The great photographer Jay Maisel used to talk about color, light, and gesture being three essential elements of a great image. With 20 square meters, my goal was to create a body of imagery that transports viewers into the scene and allows them to imagine the whole range of smells and sensations of a summer outdoors.
Late evening sun reflecting off a window, sun flares in your face, a full moon on a hot night, rain teeming down after a cloud filled and humid morning, calm summer nights with dogs barking and cars humming, the of burgers on a barbecue on a hot afternoon and the inevitable chill in the early morning as summer transitions to fall and eventually the first snowflakes of winter.
My home in Toronto is a penthouse of a converted candy factory on the city’s west side, across the street from the old Rawlings baseball glove factory. My patio is exactly 20 square meters in size and it faces west towards High Park, the Polish neighborhood of Roncevalles and Lake Ontario.
It’s a five-story building which is the perfect height to be able to see over the tops of surrounding homes and the street below and still be able to see weather patterns and clouds as they form over the vastness of the lake and the sunsets to the west.
Over the course of the summer of 2017, I left my Leica SL with a 24-90mm lens on the patio and made an image whenever some interesting light, clouds, skies or other inspiring scene came along.
In the spring of last year, I had decided to do a personal project with no people in it. Very different from my usual work and past personal projects which have always been about people. Most of the work I do is highly polished and produced photography for advertising clients and portraits for editorial clients.
I specialize in photographing people and most of the time, I know exactly what the finished product is going to look like before I even take my cameras out of the bag. This to me is an essential ingredient of professional photography. You have to be able to produce something consistently for clients, it’s why they hire you.

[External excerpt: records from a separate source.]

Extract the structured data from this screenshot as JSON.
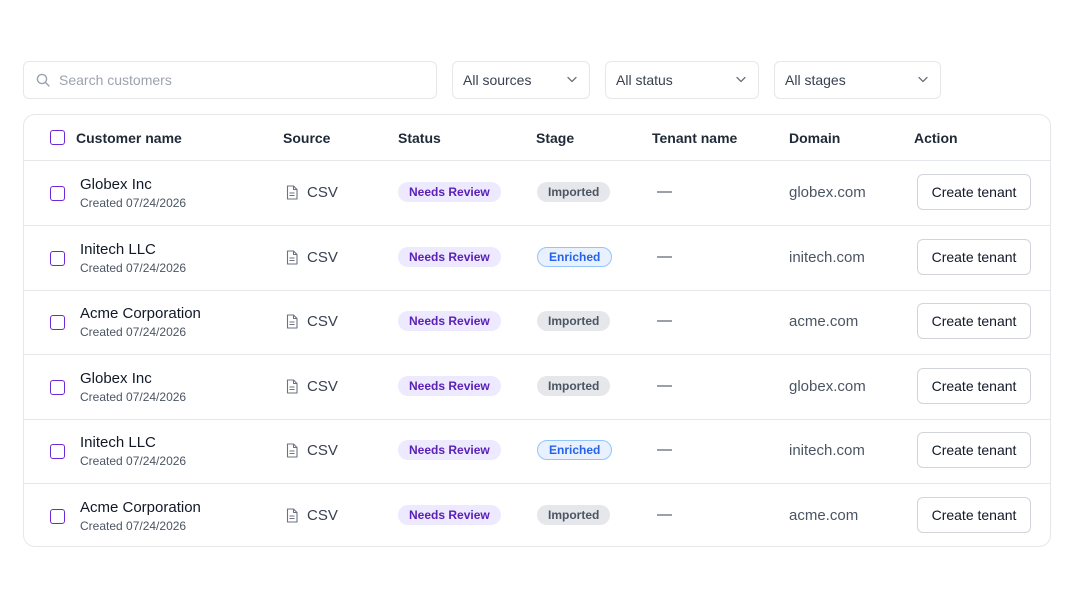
{
  "filters": {
    "search_placeholder": "Search customers",
    "search_value": "",
    "sources_selected": "All sources",
    "status_selected": "All status",
    "stages_selected": "All stages"
  },
  "table": {
    "columns": {
      "customer_name": "Customer name",
      "source": "Source",
      "status": "Status",
      "stage": "Stage",
      "tenant_name": "Tenant name",
      "domain": "Domain",
      "action": "Action"
    },
    "rows": [
      {
        "name": "Globex Inc",
        "created": "Created 07/24/2026",
        "source": "CSV",
        "status": "Needs Review",
        "stage": "Imported",
        "tenant": "—",
        "domain": "globex.com",
        "action": "Create tenant"
      },
      {
        "name": "Initech LLC",
        "created": "Created 07/24/2026",
        "source": "CSV",
        "status": "Needs Review",
        "stage": "Enriched",
        "tenant": "—",
        "domain": "initech.com",
        "action": "Create tenant"
      },
      {
        "name": "Acme Corporation",
        "created": "Created 07/24/2026",
        "source": "CSV",
        "status": "Needs Review",
        "stage": "Imported",
        "tenant": "—",
        "domain": "acme.com",
        "action": "Create tenant"
      },
      {
        "name": "Globex Inc",
        "created": "Created 07/24/2026",
        "source": "CSV",
        "status": "Needs Review",
        "stage": "Imported",
        "tenant": "—",
        "domain": "globex.com",
        "action": "Create tenant"
      },
      {
        "name": "Initech LLC",
        "created": "Created 07/24/2026",
        "source": "CSV",
        "status": "Needs Review",
        "stage": "Enriched",
        "tenant": "—",
        "domain": "initech.com",
        "action": "Create tenant"
      },
      {
        "name": "Acme Corporation",
        "created": "Created 07/24/2026",
        "source": "CSV",
        "status": "Needs Review",
        "stage": "Imported",
        "tenant": "—",
        "domain": "acme.com",
        "action": "Create tenant"
      }
    ]
  },
  "icons": {
    "search": "search-icon",
    "chevron": "chevron-down-icon",
    "source_file": "file-icon"
  },
  "colors": {
    "accent": "#6d28d9",
    "status_needs_review_bg": "#ede9fe",
    "status_needs_review_text": "#5b21b6",
    "stage_imported_bg": "#e5e7eb",
    "stage_enriched_bg": "#e8f1fd",
    "stage_enriched_text": "#2563eb"
  }
}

To me, part of that ability to produce consistently comes from practicing on subjects or with concepts that are outside of your normal realm. Personal work expands your horizons and helps you develop ways of seeing that you wouldn’t normally see. I’ve always been a big believer in shooting “personal work” whenever I can. Mostly because I enjoy it but, also because it allows me to stretch my creative muscles in ways I don’t usually get to for clients or on assignments.
Years ago, a friend who worked for Corbis (the now defunct stock agency) showed me a body of work he produced from his office. He set up a camera and lens on a tripod and shot anything that was interesting to him from his office window. Over time, it became a pretty remarkable record of life on the Seattle street across from his office and a small window into the way he saw the people and things on that block.
Since then, I’ve thought about the idea of trying to produce a body of work from inside one small space. Just one room or one building or one city block but, I always put it off because, frankly, it’s really hard. It’s a lot of pressure to put on yourself but, that’s kind of the point of shooting personal work to me, it’s a way to expand your horizons visually and creatively and if it’s not hard, what’s the point?
I was ambivalent about these images for months after creating them. A lot of times, I need some time removed from a series of images I’ve created before I can really look at them objectively so after a couple passes, I put the work away for a few months before revisiting it. Looking now at these images, I’m pleasantly struck by all the sensations that summer in the city brings with it.
I don’t remember the specifics of taking each image so, in some ways, I’m looking at it like it’s someone else’s imagery, some other person’s idea of summer or someone else’s life entirely. The images give me a warm lazy summer feeling and that’s what photography is really about.